→ WHAT YOU WILL DO
Scan the data for "kind" and copy the lines it appears in.

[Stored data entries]
──────────

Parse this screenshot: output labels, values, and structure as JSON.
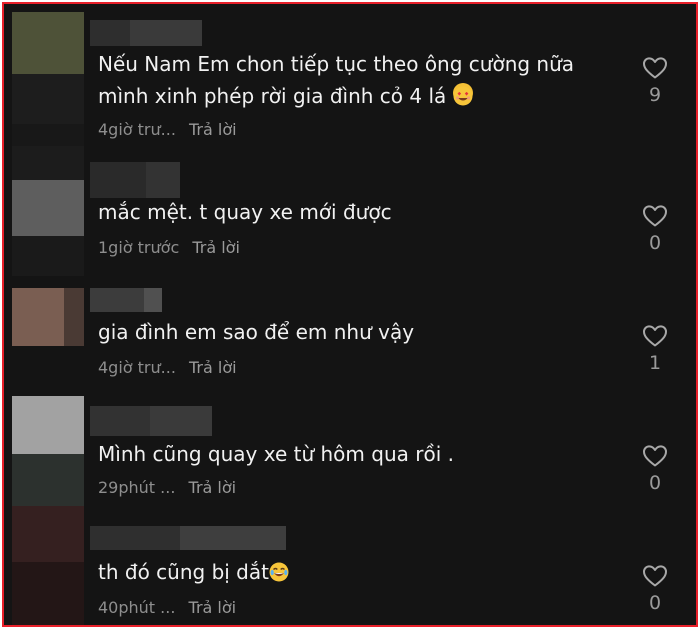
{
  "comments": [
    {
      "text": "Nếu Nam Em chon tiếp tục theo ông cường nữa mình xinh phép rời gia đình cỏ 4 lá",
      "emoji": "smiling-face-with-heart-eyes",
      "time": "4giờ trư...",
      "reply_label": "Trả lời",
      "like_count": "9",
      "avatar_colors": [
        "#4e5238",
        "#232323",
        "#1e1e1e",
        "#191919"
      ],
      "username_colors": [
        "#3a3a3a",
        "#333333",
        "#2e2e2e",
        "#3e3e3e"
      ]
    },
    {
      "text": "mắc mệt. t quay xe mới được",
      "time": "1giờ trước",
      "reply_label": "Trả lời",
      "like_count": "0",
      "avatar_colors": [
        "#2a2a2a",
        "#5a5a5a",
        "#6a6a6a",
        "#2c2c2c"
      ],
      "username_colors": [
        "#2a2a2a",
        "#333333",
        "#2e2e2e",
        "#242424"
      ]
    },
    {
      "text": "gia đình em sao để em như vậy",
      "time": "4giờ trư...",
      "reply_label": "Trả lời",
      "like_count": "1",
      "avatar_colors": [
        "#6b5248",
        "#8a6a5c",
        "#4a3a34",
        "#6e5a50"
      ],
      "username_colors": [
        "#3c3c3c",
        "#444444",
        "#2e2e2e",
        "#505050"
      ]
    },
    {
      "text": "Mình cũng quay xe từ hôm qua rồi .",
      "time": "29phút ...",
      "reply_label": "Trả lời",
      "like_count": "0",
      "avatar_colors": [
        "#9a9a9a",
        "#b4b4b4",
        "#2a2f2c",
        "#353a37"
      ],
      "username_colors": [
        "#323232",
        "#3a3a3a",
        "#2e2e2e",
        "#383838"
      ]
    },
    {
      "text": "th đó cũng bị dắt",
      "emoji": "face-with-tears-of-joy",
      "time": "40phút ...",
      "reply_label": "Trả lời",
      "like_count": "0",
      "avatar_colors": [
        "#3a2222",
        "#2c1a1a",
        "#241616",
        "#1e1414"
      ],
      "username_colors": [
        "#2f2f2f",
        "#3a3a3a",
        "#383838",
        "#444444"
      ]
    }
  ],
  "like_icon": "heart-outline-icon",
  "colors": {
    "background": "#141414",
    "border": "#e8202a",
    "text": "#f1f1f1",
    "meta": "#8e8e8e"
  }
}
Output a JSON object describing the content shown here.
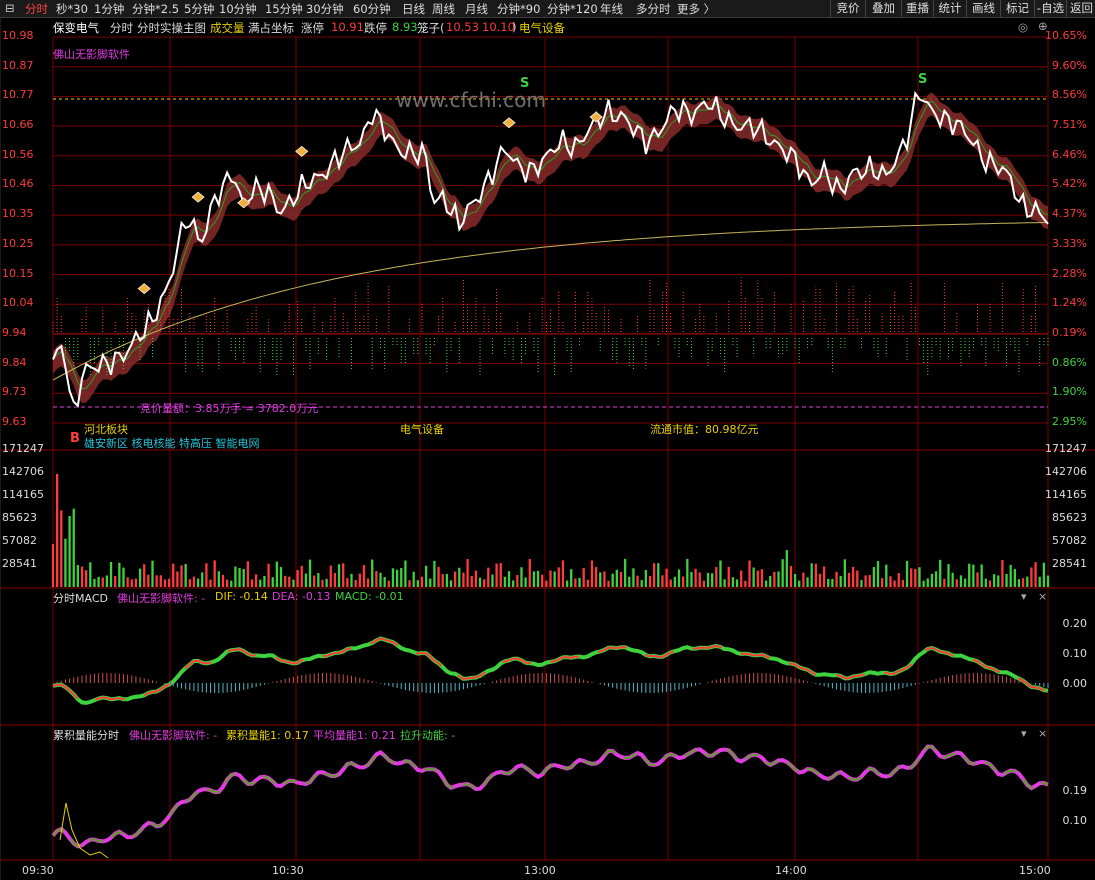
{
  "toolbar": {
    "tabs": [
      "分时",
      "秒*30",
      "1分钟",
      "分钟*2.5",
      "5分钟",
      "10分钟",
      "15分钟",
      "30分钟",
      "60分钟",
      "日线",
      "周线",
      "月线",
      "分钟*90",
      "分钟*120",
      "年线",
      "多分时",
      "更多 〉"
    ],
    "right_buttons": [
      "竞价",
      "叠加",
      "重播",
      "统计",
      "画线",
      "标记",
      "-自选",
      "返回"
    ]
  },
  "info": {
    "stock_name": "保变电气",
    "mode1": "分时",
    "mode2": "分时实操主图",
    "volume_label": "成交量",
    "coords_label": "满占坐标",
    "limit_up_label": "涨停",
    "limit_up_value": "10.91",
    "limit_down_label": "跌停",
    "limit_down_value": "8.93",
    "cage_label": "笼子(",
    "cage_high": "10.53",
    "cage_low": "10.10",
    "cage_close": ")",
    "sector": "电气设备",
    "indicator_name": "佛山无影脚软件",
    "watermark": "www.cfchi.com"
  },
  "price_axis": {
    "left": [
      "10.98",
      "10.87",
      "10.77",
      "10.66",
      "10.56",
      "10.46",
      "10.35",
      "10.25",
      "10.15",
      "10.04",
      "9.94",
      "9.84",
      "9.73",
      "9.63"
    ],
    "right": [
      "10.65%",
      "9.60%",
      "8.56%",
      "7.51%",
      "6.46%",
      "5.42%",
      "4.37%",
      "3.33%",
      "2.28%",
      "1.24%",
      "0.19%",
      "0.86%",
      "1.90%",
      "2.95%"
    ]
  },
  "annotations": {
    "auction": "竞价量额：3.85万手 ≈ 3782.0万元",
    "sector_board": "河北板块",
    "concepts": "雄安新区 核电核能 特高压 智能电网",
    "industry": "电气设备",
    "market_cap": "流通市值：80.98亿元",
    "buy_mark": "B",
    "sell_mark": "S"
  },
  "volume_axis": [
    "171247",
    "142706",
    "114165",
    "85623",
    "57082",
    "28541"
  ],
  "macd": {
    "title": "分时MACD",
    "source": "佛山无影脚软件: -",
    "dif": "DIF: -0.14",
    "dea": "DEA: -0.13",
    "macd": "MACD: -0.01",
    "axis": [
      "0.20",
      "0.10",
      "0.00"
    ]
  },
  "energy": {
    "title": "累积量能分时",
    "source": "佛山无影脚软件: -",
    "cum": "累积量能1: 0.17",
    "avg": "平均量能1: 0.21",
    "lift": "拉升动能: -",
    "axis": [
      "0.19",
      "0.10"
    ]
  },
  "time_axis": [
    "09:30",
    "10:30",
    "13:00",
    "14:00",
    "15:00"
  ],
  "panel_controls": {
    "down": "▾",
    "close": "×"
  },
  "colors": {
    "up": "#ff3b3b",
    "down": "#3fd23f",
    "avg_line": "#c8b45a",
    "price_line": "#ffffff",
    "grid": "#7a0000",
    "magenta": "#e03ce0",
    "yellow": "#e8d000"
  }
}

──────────

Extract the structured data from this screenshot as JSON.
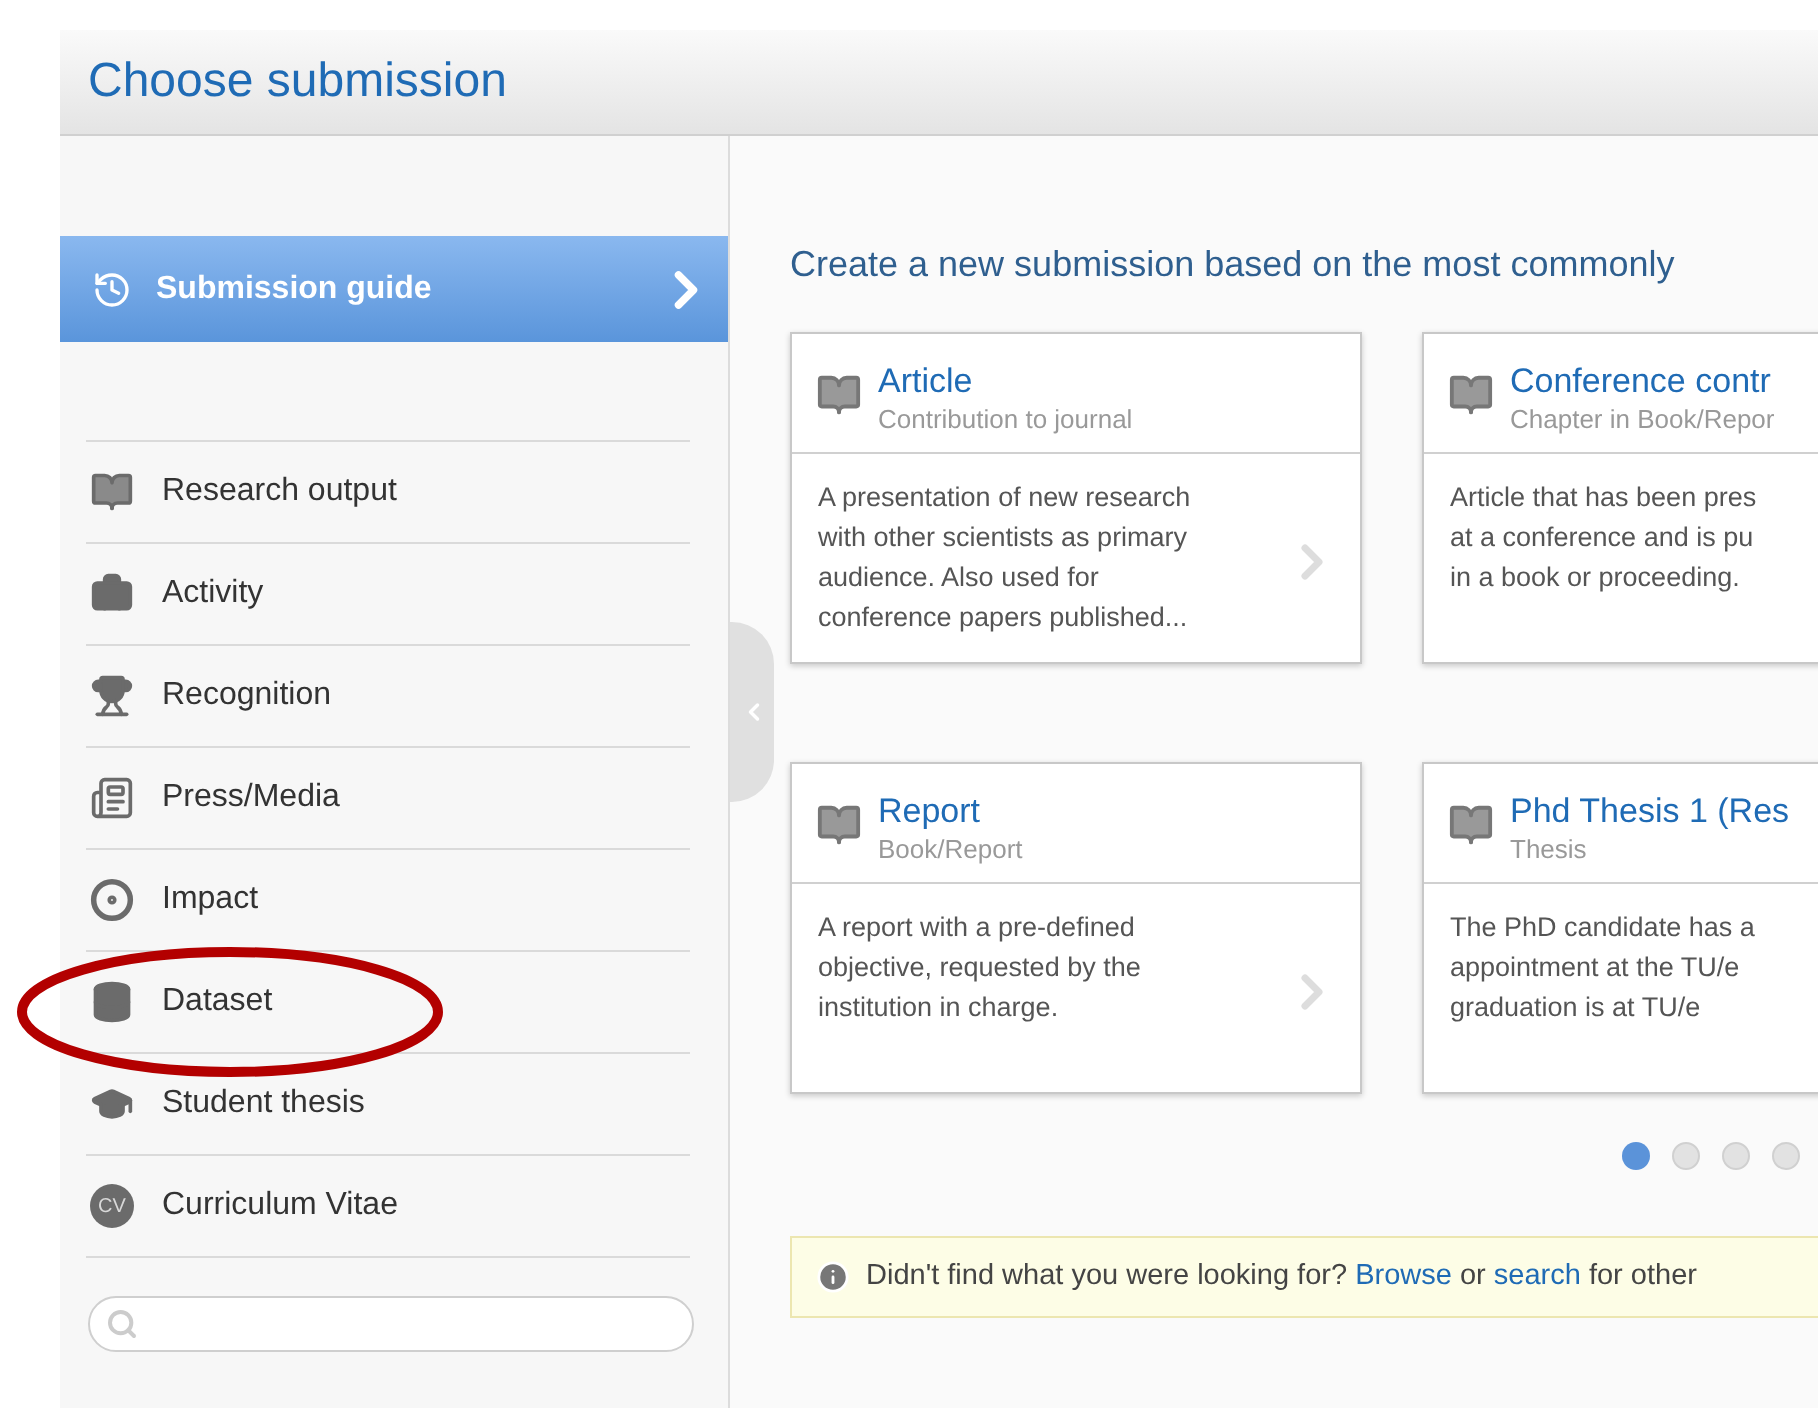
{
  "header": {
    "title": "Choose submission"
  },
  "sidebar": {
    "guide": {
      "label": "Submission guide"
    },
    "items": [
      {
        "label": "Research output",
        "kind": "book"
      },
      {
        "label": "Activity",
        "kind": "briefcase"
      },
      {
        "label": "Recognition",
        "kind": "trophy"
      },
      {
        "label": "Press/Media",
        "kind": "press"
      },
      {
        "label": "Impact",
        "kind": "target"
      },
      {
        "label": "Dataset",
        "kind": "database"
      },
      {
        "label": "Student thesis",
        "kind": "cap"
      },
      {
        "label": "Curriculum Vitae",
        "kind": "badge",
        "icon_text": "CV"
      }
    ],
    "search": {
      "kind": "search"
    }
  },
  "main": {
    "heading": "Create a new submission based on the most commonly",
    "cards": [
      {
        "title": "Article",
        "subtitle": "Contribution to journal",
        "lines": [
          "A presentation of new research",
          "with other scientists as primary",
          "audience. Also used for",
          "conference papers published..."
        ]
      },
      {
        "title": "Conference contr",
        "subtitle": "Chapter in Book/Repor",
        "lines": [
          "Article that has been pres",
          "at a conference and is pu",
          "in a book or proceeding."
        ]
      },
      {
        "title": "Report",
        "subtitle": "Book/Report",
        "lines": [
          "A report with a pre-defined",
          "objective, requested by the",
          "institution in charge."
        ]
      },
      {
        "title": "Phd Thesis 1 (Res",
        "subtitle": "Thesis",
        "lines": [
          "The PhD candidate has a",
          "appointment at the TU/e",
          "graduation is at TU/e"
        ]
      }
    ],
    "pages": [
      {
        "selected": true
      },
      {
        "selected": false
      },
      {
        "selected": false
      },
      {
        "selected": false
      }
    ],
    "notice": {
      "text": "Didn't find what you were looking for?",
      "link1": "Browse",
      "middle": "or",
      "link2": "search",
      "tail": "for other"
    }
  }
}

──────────

→ EXERCISE RESPONSE
        "kind": "book"
        "kind": "briefcase"
        "kind": "trophy"
        "kind": "press"
        "kind": "target"
        "kind": "database"
        "kind": "cap"
        "kind": "badge",
      "kind": "search"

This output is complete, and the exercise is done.